> [Exercise requirements]: Every line holding the string "EUROPEAN" is to be copied from the entries below.

> [Excerpted data]:
___
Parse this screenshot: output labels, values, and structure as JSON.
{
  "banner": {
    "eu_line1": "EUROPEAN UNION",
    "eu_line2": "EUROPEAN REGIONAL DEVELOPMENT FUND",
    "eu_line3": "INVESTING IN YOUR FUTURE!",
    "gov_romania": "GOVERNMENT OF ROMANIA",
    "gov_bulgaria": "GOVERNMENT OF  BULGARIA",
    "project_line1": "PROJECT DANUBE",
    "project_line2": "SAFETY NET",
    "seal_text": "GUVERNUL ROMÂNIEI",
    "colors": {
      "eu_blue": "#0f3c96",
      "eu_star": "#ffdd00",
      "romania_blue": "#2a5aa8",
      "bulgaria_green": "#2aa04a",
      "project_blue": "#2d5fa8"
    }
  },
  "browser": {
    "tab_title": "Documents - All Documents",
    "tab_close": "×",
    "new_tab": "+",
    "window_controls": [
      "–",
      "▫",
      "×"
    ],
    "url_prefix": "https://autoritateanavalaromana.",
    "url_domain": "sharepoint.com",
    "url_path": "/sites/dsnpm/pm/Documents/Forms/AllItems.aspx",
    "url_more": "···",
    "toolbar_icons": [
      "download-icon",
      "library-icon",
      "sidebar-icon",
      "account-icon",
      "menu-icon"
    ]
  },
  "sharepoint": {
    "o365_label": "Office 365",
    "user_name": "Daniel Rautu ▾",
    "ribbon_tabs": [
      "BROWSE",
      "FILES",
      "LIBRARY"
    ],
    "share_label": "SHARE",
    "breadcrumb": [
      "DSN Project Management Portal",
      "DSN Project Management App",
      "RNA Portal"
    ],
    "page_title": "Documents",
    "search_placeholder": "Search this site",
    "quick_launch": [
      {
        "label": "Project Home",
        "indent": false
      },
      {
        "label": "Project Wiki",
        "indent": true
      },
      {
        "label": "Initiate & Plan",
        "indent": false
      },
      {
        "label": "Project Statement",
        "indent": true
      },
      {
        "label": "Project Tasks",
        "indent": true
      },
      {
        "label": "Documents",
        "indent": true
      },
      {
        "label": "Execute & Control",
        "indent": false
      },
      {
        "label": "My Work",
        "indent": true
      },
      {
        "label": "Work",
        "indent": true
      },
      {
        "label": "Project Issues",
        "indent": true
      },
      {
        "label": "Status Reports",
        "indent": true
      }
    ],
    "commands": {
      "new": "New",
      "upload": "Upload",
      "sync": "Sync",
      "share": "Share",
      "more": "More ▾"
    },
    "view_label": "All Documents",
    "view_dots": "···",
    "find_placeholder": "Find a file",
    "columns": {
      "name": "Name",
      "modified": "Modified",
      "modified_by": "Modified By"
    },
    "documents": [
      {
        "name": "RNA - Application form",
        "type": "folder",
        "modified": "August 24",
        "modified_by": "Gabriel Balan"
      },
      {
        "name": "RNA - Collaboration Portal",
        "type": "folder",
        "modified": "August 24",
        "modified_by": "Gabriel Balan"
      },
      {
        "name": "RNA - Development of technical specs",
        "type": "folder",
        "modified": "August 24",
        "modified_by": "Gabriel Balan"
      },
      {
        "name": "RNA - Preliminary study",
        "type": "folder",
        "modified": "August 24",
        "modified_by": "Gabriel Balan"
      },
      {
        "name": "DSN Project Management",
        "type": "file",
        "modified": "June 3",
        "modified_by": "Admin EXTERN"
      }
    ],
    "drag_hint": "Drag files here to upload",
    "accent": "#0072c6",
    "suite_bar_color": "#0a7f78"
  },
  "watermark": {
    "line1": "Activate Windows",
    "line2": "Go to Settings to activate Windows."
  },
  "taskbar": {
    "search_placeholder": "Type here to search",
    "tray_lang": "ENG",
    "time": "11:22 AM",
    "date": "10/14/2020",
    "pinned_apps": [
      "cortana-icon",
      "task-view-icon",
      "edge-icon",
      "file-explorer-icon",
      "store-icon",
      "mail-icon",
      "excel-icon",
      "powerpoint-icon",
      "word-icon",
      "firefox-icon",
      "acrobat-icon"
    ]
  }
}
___
> [Expected answer]:
    "eu_line1": "EUROPEAN UNION",
    "eu_line2": "EUROPEAN REGIONAL DEVELOPMENT FUND",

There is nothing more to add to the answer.